TO DO
Print out the data exactly, keeping every image out of it.

SUPPLIED MATERIAL
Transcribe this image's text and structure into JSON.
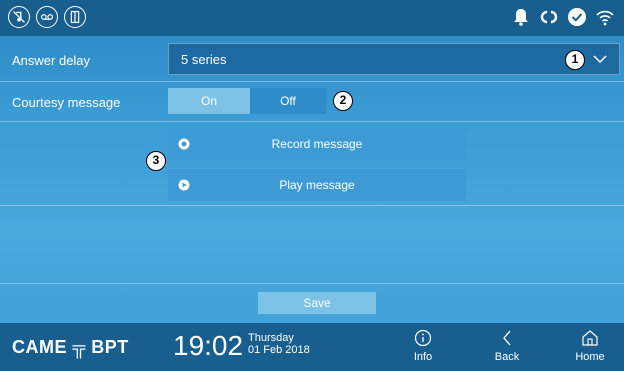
{
  "topbar": {
    "left_icons": [
      "mute-icon",
      "voicemail-icon",
      "door-icon"
    ],
    "right_icons": [
      "bell-icon",
      "connection-icon",
      "check-icon",
      "wifi-icon"
    ]
  },
  "settings": {
    "answer_delay": {
      "label": "Answer delay",
      "value": "5 series",
      "callout": "1"
    },
    "courtesy_message": {
      "label": "Courtesy message",
      "on": "On",
      "off": "Off",
      "selected": "On",
      "callout": "2"
    },
    "actions": {
      "callout": "3",
      "record": "Record message",
      "play": "Play message"
    },
    "save": "Save"
  },
  "bottombar": {
    "logo": "CAME ╦ BPT",
    "time": "19:02",
    "day": "Thursday",
    "date": "01 Feb 2018",
    "nav": {
      "info": "Info",
      "back": "Back",
      "home": "Home"
    }
  },
  "colors": {
    "bar": "#185f90",
    "panel": "#3d9ad5",
    "highlight": "#7cc1e6"
  }
}
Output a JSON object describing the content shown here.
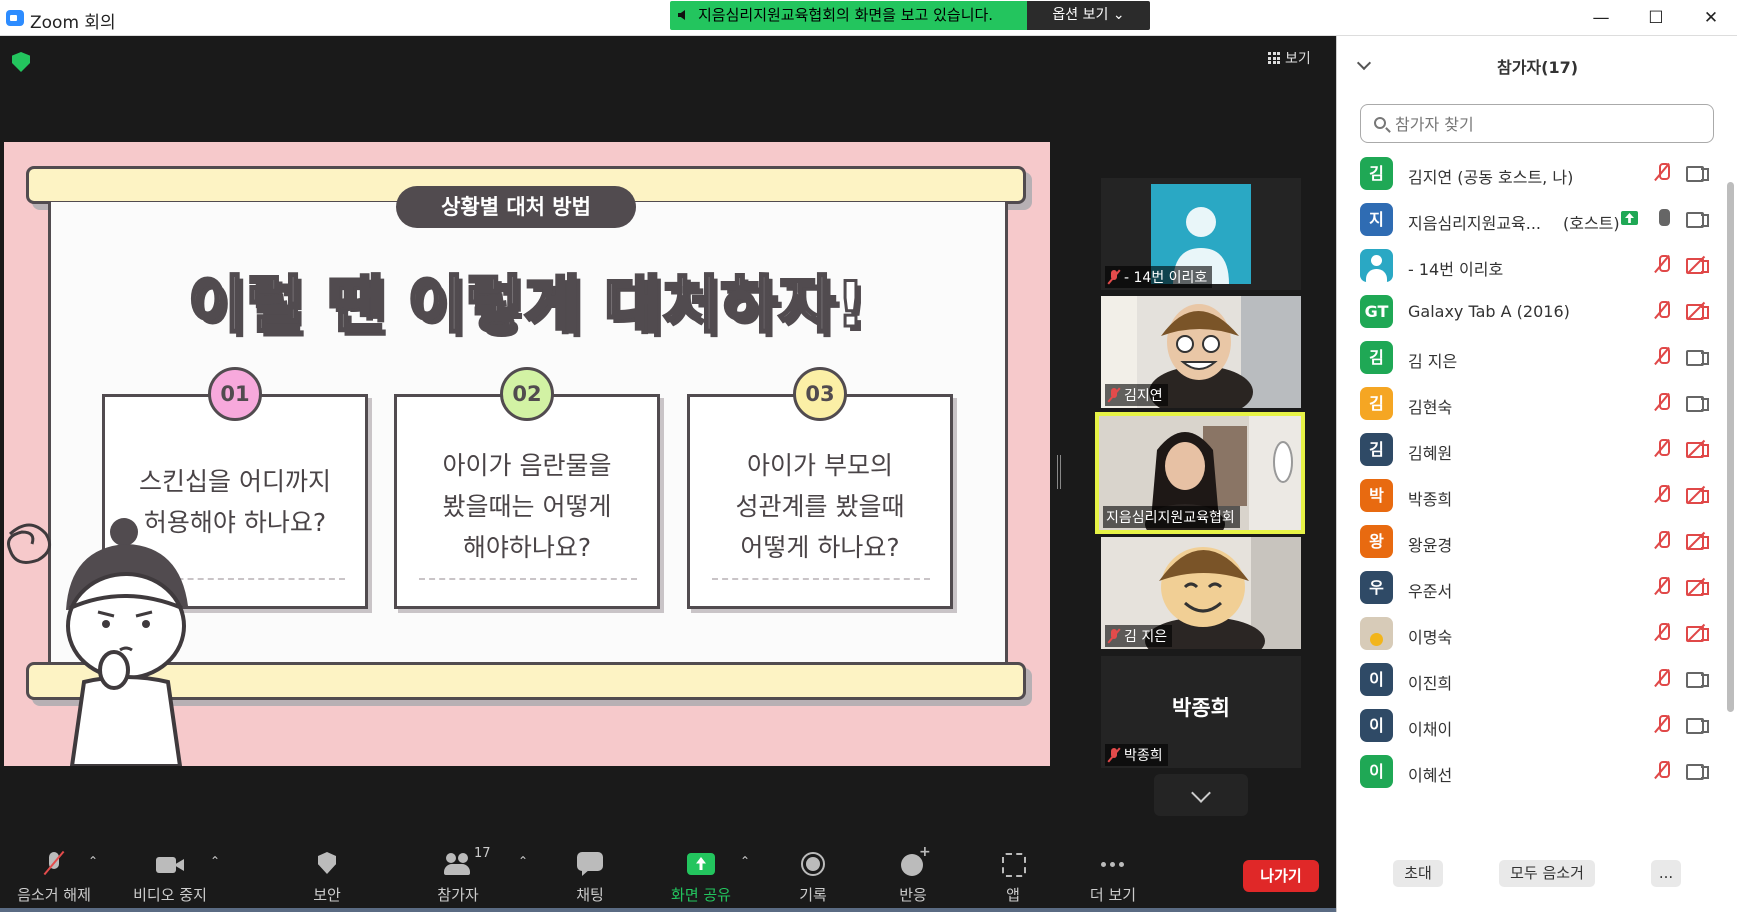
{
  "window": {
    "title": "Zoom 회의",
    "share_banner": "지음심리지원교육협회의 화면을 보고 있습니다.",
    "view_options": "옵션 보기 ⌄",
    "minimize": "—",
    "maximize": "☐",
    "close": "✕"
  },
  "stage": {
    "view_label": "보기"
  },
  "slide": {
    "pill": "상황별 대처 방법",
    "headline": "이럴 땐 이렇게 대처하자!",
    "cards": [
      {
        "num": "01",
        "line1": "스킨십을 어디까지",
        "line2": "허용해야 하나요?",
        "line3": "",
        "color": "#f7a9dc"
      },
      {
        "num": "02",
        "line1": "아이가 음란물을",
        "line2": "봤을때는 어떻게",
        "line3": "해야하나요?",
        "color": "#d2f2a4"
      },
      {
        "num": "03",
        "line1": "아이가 부모의",
        "line2": "성관계를 봤을때",
        "line3": "어떻게 하나요?",
        "color": "#fbefa6"
      }
    ]
  },
  "tiles": [
    {
      "name": "- 14번 이리호",
      "kind": "avatar"
    },
    {
      "name": "김지연",
      "kind": "video"
    },
    {
      "name": "지음심리지원교육협회",
      "kind": "video-active"
    },
    {
      "name": "김 지은",
      "kind": "video"
    },
    {
      "name": "박종희",
      "big_name": "박종희",
      "kind": "name-only"
    }
  ],
  "toolbar": {
    "unmute": "음소거 해제",
    "stop_video": "비디오 중지",
    "security": "보안",
    "participants": "참가자",
    "participants_count": "17",
    "chat": "채팅",
    "share": "화면 공유",
    "record": "기록",
    "reactions": "반응",
    "apps": "앱",
    "more": "더 보기",
    "leave": "나가기"
  },
  "panel": {
    "title": "참가자(17)",
    "search_placeholder": "참가자 찾기",
    "participants": [
      {
        "initial": "김",
        "name": "김지연 (공동 호스트, 나)",
        "role": "",
        "avatar_color": "#1fa855",
        "mic": "muted",
        "cam": "on"
      },
      {
        "initial": "지",
        "name": "지음심리지원교육...",
        "role": "(호스트)",
        "avatar_color": "#2f6cb3",
        "mic": "on",
        "cam": "on",
        "sharing": true
      },
      {
        "initial": "",
        "name": "- 14번 이리호",
        "role": "",
        "avatar_color": "#2aa8c4",
        "mic": "muted",
        "cam": "off",
        "avatar_type": "person"
      },
      {
        "initial": "GT",
        "name": "Galaxy Tab A (2016)",
        "role": "",
        "avatar_color": "#1fa855",
        "mic": "muted",
        "cam": "off"
      },
      {
        "initial": "김",
        "name": "김 지은",
        "role": "",
        "avatar_color": "#1fa855",
        "mic": "muted",
        "cam": "on"
      },
      {
        "initial": "김",
        "name": "김현숙",
        "role": "",
        "avatar_color": "#f5a623",
        "mic": "muted",
        "cam": "on"
      },
      {
        "initial": "김",
        "name": "김혜원",
        "role": "",
        "avatar_color": "#2f4a66",
        "mic": "muted",
        "cam": "off"
      },
      {
        "initial": "박",
        "name": "박종희",
        "role": "",
        "avatar_color": "#e86a10",
        "mic": "muted",
        "cam": "off"
      },
      {
        "initial": "왕",
        "name": "왕윤경",
        "role": "",
        "avatar_color": "#e86a10",
        "mic": "muted",
        "cam": "off"
      },
      {
        "initial": "우",
        "name": "우준서",
        "role": "",
        "avatar_color": "#2f4a66",
        "mic": "muted",
        "cam": "off"
      },
      {
        "initial": "",
        "name": "이명숙",
        "role": "",
        "avatar_color": "#d7cbb8",
        "mic": "muted",
        "cam": "off",
        "avatar_type": "photo"
      },
      {
        "initial": "이",
        "name": "이진희",
        "role": "",
        "avatar_color": "#2f4a66",
        "mic": "muted",
        "cam": "on"
      },
      {
        "initial": "이",
        "name": "이채이",
        "role": "",
        "avatar_color": "#2f4a66",
        "mic": "muted",
        "cam": "on"
      },
      {
        "initial": "이",
        "name": "이혜선",
        "role": "",
        "avatar_color": "#1fa855",
        "mic": "muted",
        "cam": "on"
      }
    ],
    "footer": {
      "invite": "초대",
      "mute_all": "모두 음소거",
      "more": "..."
    }
  }
}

ANSWER BOX
Transcribe this image's text and structure into JSON.
{
  "topbar": {
    "left_icons": [
      "mute-icon",
      "voicemail-icon",
      "door-icon"
    ],
    "right_icons": [
      "bell-icon",
      "connection-icon",
      "check-icon",
      "wifi-icon"
    ]
  },
  "settings": {
    "answer_delay": {
      "label": "Answer delay",
      "value": "5 series",
      "callout": "1"
    },
    "courtesy_message": {
      "label": "Courtesy message",
      "on": "On",
      "off": "Off",
      "selected": "On",
      "callout": "2"
    },
    "actions": {
      "callout": "3",
      "record": "Record message",
      "play": "Play message"
    },
    "save": "Save"
  },
  "bottombar": {
    "logo": "CAME ╦ BPT",
    "time": "19:02",
    "day": "Thursday",
    "date": "01 Feb 2018",
    "nav": {
      "info": "Info",
      "back": "Back",
      "home": "Home"
    }
  },
  "colors": {
    "bar": "#185f90",
    "panel": "#3d9ad5",
    "highlight": "#7cc1e6"
  }
}
Output a JSON object describing the content shown here.
{
  "window": {
    "title": "Zoom 회의",
    "share_banner": "지음심리지원교육협회의 화면을 보고 있습니다.",
    "view_options": "옵션 보기 ⌄",
    "minimize": "—",
    "maximize": "☐",
    "close": "✕"
  },
  "stage": {
    "view_label": "보기"
  },
  "slide": {
    "pill": "상황별 대처 방법",
    "headline": "이럴 땐 이렇게 대처하자!",
    "cards": [
      {
        "num": "01",
        "line1": "스킨십을 어디까지",
        "line2": "허용해야 하나요?",
        "line3": "",
        "color": "#f7a9dc"
      },
      {
        "num": "02",
        "line1": "아이가 음란물을",
        "line2": "봤을때는 어떻게",
        "line3": "해야하나요?",
        "color": "#d2f2a4"
      },
      {
        "num": "03",
        "line1": "아이가 부모의",
        "line2": "성관계를 봤을때",
        "line3": "어떻게 하나요?",
        "color": "#fbefa6"
      }
    ]
  },
  "tiles": [
    {
      "name": "- 14번 이리호",
      "kind": "avatar"
    },
    {
      "name": "김지연",
      "kind": "video"
    },
    {
      "name": "지음심리지원교육협회",
      "kind": "video-active"
    },
    {
      "name": "김 지은",
      "kind": "video"
    },
    {
      "name": "박종희",
      "big_name": "박종희",
      "kind": "name-only"
    }
  ],
  "toolbar": {
    "unmute": "음소거 해제",
    "stop_video": "비디오 중지",
    "security": "보안",
    "participants": "참가자",
    "participants_count": "17",
    "chat": "채팅",
    "share": "화면 공유",
    "record": "기록",
    "reactions": "반응",
    "apps": "앱",
    "more": "더 보기",
    "leave": "나가기"
  },
  "panel": {
    "title": "참가자(17)",
    "search_placeholder": "참가자 찾기",
    "participants": [
      {
        "initial": "김",
        "name": "김지연 (공동 호스트, 나)",
        "role": "",
        "avatar_color": "#1fa855",
        "mic": "muted",
        "cam": "on"
      },
      {
        "initial": "지",
        "name": "지음심리지원교육...",
        "role": "(호스트)",
        "avatar_color": "#2f6cb3",
        "mic": "on",
        "cam": "on",
        "sharing": true
      },
      {
        "initial": "",
        "name": "- 14번 이리호",
        "role": "",
        "avatar_color": "#2aa8c4",
        "mic": "muted",
        "cam": "off",
        "avatar_type": "person"
      },
      {
        "initial": "GT",
        "name": "Galaxy Tab A (2016)",
        "role": "",
        "avatar_color": "#1fa855",
        "mic": "muted",
        "cam": "off"
      },
      {
        "initial": "김",
        "name": "김 지은",
        "role": "",
        "avatar_color": "#1fa855",
        "mic": "muted",
        "cam": "on"
      },
      {
        "initial": "김",
        "name": "김현숙",
        "role": "",
        "avatar_color": "#f5a623",
        "mic": "muted",
        "cam": "on"
      },
      {
        "initial": "김",
        "name": "김혜원",
        "role": "",
        "avatar_color": "#2f4a66",
        "mic": "muted",
        "cam": "off"
      },
      {
        "initial": "박",
        "name": "박종희",
        "role": "",
        "avatar_color": "#e86a10",
        "mic": "muted",
        "cam": "off"
      },
      {
        "initial": "왕",
        "name": "왕윤경",
        "role": "",
        "avatar_color": "#e86a10",
        "mic": "muted",
        "cam": "off"
      },
      {
        "initial": "우",
        "name": "우준서",
        "role": "",
        "avatar_color": "#2f4a66",
        "mic": "muted",
        "cam": "off"
      },
      {
        "initial": "",
        "name": "이명숙",
        "role": "",
        "avatar_color": "#d7cbb8",
        "mic": "muted",
        "cam": "off",
        "avatar_type": "photo"
      },
      {
        "initial": "이",
        "name": "이진희",
        "role": "",
        "avatar_color": "#2f4a66",
        "mic": "muted",
        "cam": "on"
      },
      {
        "initial": "이",
        "name": "이채이",
        "role": "",
        "avatar_color": "#2f4a66",
        "mic": "muted",
        "cam": "on"
      },
      {
        "initial": "이",
        "name": "이혜선",
        "role": "",
        "avatar_color": "#1fa855",
        "mic": "muted",
        "cam": "on"
      }
    ],
    "footer": {
      "invite": "초대",
      "mute_all": "모두 음소거",
      "more": "..."
    }
  }
}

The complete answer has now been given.